** Opening Record extracts block **

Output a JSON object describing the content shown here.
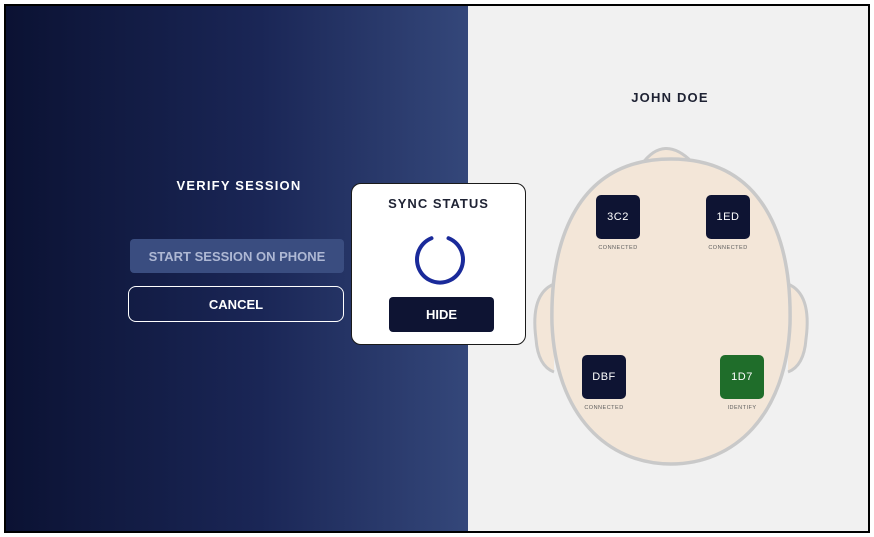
{
  "verify_session": {
    "title": "VERIFY SESSION",
    "start_button": "START SESSION ON PHONE",
    "cancel_button": "CANCEL"
  },
  "sync_modal": {
    "title": "SYNC STATUS",
    "hide_button": "HIDE"
  },
  "patient": {
    "name": "JOHN DOE"
  },
  "sensors": [
    {
      "id": "3C2",
      "status": "CONNECTED",
      "color": "#0e1433"
    },
    {
      "id": "1ED",
      "status": "CONNECTED",
      "color": "#0e1433"
    },
    {
      "id": "DBF",
      "status": "CONNECTED",
      "color": "#0e1433"
    },
    {
      "id": "1D7",
      "status": "IDENTIFY",
      "color": "#1f6d2a"
    }
  ],
  "colors": {
    "navy": "#0e1433",
    "spinner": "#1a2a9a",
    "head_fill": "#f3e6d8",
    "head_outline": "#c9c9c9"
  }
}
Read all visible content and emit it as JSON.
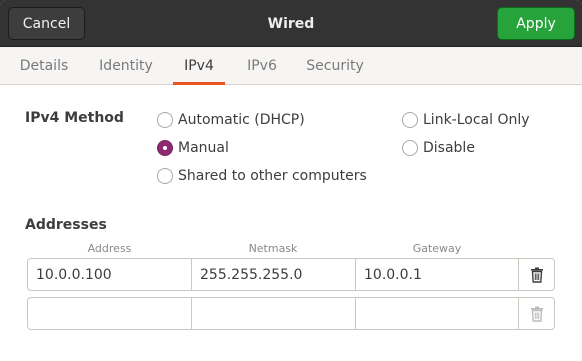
{
  "header": {
    "title": "Wired",
    "cancel_label": "Cancel",
    "apply_label": "Apply",
    "apply_color": "#26a33a"
  },
  "tabs": [
    {
      "label": "Details",
      "active": false
    },
    {
      "label": "Identity",
      "active": false
    },
    {
      "label": "IPv4",
      "active": true
    },
    {
      "label": "IPv6",
      "active": false
    },
    {
      "label": "Security",
      "active": false
    }
  ],
  "accent_color": "#e95420",
  "radio_color": "#8d2b6e",
  "ipv4_method": {
    "label": "IPv4 Method",
    "options": [
      {
        "label": "Automatic (DHCP)",
        "checked": false
      },
      {
        "label": "Manual",
        "checked": true
      },
      {
        "label": "Shared to other computers",
        "checked": false
      },
      {
        "label": "Link-Local Only",
        "checked": false
      },
      {
        "label": "Disable",
        "checked": false
      }
    ]
  },
  "addresses": {
    "label": "Addresses",
    "columns": [
      "Address",
      "Netmask",
      "Gateway"
    ],
    "rows": [
      {
        "address": "10.0.0.100",
        "netmask": "255.255.255.0",
        "gateway": "10.0.0.1",
        "delete_icon": "trash-icon"
      },
      {
        "address": "",
        "netmask": "",
        "gateway": "",
        "delete_icon": "trash-icon"
      }
    ]
  }
}
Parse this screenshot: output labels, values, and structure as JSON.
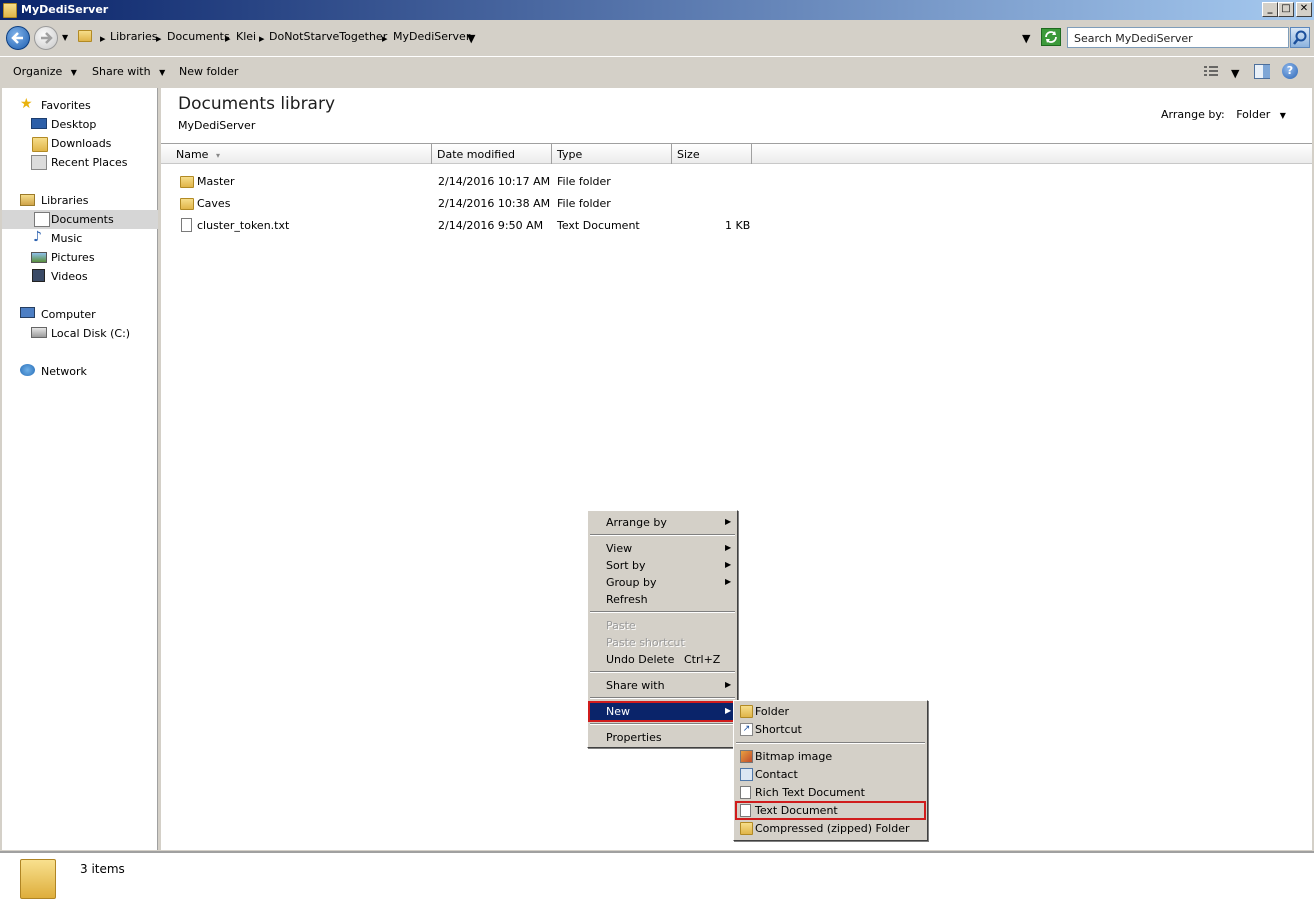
{
  "window": {
    "title": "MyDediServer"
  },
  "address": {
    "crumbs": [
      "Libraries",
      "Documents",
      "Klei",
      "DoNotStarveTogether",
      "MyDediServer"
    ],
    "search_placeholder": "Search MyDediServer"
  },
  "toolbar": {
    "organize": "Organize",
    "share_with": "Share with",
    "new_folder": "New folder"
  },
  "nav": {
    "favorites": "Favorites",
    "desktop": "Desktop",
    "downloads": "Downloads",
    "recent_places": "Recent Places",
    "libraries": "Libraries",
    "documents": "Documents",
    "music": "Music",
    "pictures": "Pictures",
    "videos": "Videos",
    "computer": "Computer",
    "local_disk": "Local Disk (C:)",
    "network": "Network"
  },
  "content": {
    "title": "Documents library",
    "subtitle": "MyDediServer",
    "arrange_label": "Arrange by:",
    "arrange_value": "Folder",
    "columns": {
      "name": "Name",
      "date": "Date modified",
      "type": "Type",
      "size": "Size"
    },
    "files": [
      {
        "name": "Master",
        "date": "2/14/2016 10:17 AM",
        "type": "File folder",
        "size": ""
      },
      {
        "name": "Caves",
        "date": "2/14/2016 10:38 AM",
        "type": "File folder",
        "size": ""
      },
      {
        "name": "cluster_token.txt",
        "date": "2/14/2016 9:50 AM",
        "type": "Text Document",
        "size": "1 KB"
      }
    ]
  },
  "status": {
    "count": "3 items"
  },
  "context_menu": {
    "arrange_by": "Arrange by",
    "view": "View",
    "sort_by": "Sort by",
    "group_by": "Group by",
    "refresh": "Refresh",
    "paste": "Paste",
    "paste_shortcut": "Paste shortcut",
    "undo_delete": "Undo Delete",
    "undo_shortcut": "Ctrl+Z",
    "share_with": "Share with",
    "new": "New",
    "properties": "Properties"
  },
  "new_submenu": {
    "folder": "Folder",
    "shortcut": "Shortcut",
    "bitmap": "Bitmap image",
    "contact": "Contact",
    "rich_text": "Rich Text Document",
    "text_document": "Text Document",
    "zip_folder": "Compressed (zipped) Folder"
  }
}
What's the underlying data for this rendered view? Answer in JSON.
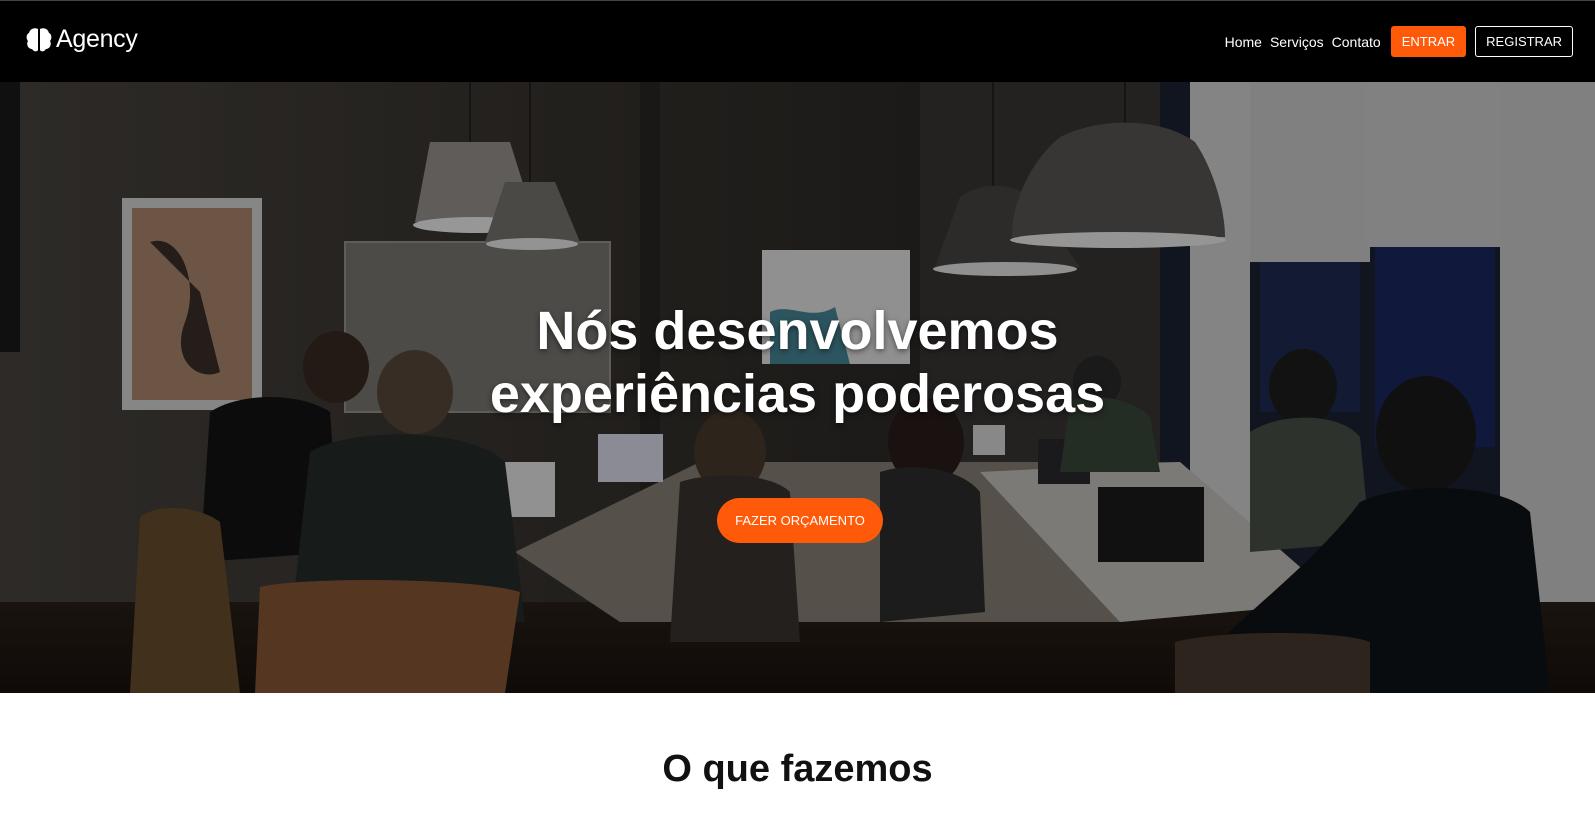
{
  "header": {
    "brand_name": "Agency",
    "nav": [
      "Home",
      "Serviços",
      "Contato"
    ],
    "login_label": "ENTRAR",
    "register_label": "REGISTRAR"
  },
  "hero": {
    "title_line1": "Nós desenvolvemos",
    "title_line2": "experiências poderosas",
    "cta_label": "FAZER ORÇAMENTO"
  },
  "section": {
    "title": "O que fazemos"
  },
  "colors": {
    "accent": "#ff5a0a",
    "header_bg": "#000000",
    "page_bg": "#ffffff"
  }
}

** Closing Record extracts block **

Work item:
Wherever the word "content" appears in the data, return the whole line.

Task output:
Output a JSON object describing the content shown here.
Read all visible content and emit it as JSON.
  "content": {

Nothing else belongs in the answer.